The Bitcoin spot ETF offers new opportunities for a wide variety of investors, from large institutions to smaller, small investors accustomed to traditional markets. In addition, it should also serve investors who are currently in the crypto market, because an increase in demand always has a positive effect on the price. However, from the investor's point of view, there is one small obstacle here. At the time of writing, no Bitcoin spot ETF application has been approved yet.
Bitcoin spot ETF in the future
At the time of writing, it strongly appears that the Bitcoin spot ETF is closer than ever before. The biggest reason for this can be considered the Bitcoin spot ETF application submitted in June by the world's largest asset manager, BlackRock, which manages almost 8.5 trillion assets. BlackRock is one of the most prominent financial players in the world, so it probably wouldn't submit an ETF application unless it was very sure that the application would go through. In the wake of the Bitcoin spot ETF application filed by BlackRock, a large number of other prominent asset managers also followed, when the world's third largest asset manager Fidelity and asset managers Invesco, WisdomTree and Valkyrie submitted their own applications.

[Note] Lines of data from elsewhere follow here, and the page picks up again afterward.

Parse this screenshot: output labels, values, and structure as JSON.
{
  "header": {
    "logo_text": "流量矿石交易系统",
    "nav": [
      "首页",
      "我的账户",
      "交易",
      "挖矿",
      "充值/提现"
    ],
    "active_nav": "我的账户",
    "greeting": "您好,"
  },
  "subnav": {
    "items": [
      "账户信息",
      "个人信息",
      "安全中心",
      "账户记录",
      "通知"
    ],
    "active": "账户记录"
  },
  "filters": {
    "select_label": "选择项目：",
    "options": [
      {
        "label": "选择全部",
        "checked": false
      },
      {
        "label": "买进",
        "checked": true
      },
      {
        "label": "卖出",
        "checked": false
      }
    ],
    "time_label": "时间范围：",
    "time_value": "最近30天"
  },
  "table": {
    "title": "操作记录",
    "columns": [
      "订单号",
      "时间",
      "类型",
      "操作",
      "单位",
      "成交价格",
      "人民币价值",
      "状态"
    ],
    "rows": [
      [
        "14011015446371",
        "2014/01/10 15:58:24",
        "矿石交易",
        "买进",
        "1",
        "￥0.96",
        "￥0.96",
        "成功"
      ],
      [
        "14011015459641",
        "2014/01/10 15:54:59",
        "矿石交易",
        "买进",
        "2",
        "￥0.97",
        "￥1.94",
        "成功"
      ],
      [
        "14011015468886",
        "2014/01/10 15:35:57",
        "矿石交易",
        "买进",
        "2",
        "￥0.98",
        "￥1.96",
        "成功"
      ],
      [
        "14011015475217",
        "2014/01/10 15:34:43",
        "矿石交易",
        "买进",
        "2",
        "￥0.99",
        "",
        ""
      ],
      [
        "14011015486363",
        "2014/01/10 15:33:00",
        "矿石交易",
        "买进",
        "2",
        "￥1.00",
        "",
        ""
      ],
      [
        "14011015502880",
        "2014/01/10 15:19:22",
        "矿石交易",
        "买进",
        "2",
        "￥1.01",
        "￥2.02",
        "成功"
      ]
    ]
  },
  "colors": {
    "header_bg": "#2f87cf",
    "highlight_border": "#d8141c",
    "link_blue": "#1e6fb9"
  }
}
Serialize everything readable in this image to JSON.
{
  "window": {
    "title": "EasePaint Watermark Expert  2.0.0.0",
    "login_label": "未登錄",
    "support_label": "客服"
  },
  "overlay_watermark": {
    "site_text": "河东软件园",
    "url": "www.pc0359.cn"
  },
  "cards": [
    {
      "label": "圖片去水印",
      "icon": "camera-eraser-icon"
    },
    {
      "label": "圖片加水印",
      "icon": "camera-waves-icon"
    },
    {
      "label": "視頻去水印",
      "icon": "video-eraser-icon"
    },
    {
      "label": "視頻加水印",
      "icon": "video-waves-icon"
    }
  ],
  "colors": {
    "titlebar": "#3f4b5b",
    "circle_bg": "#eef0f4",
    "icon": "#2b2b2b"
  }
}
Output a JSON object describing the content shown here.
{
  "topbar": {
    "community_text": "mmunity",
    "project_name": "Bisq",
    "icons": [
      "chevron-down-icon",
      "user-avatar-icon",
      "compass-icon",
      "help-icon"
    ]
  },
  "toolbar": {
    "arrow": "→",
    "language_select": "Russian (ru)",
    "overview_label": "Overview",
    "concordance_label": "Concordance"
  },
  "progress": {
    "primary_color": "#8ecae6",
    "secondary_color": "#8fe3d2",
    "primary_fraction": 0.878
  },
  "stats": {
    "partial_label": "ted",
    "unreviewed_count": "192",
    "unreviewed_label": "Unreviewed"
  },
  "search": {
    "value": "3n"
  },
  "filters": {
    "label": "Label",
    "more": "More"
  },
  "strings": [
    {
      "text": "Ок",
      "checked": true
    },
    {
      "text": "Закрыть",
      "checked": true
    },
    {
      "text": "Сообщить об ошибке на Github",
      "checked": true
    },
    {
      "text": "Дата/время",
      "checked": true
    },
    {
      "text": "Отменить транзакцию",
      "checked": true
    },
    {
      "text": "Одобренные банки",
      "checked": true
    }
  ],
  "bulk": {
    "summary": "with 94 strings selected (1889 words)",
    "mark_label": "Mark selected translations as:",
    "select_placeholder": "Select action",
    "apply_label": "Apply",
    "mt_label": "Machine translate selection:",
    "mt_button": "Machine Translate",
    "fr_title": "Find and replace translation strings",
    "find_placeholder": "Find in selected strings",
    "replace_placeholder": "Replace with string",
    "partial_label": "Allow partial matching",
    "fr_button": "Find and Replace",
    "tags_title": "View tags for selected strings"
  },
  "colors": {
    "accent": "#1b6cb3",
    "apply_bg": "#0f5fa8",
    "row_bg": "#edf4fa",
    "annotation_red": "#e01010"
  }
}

With these prospects, we will hear about the results of BlacRock's Bitcoin spot ETF application no later than the beginning of 2024. If BlackRock's application goes through, there should be no major obstacles to the applications of other large fund managers either. In the best case scenario, we can be in a situation in the first half of 2024 where numerous large asset managers get permission to offer Bitcoin spot ETF funds around the same time. Since bitcoins must also be found in the background of these ETF shares, this should also have a positive effect on the bitcoin exchange rate.
And that's not all, because the next bitcoin halving is supposed to happen in April 2024. At best, a large number of new investors could join the crypto market right around the time of Bitcoin's halving. Many certainly know what kind of effect halvings have had on the course of bitcoin throughout history, so let's wait with interest to see what next spring will bring.Mikko Soon Head of Private Banking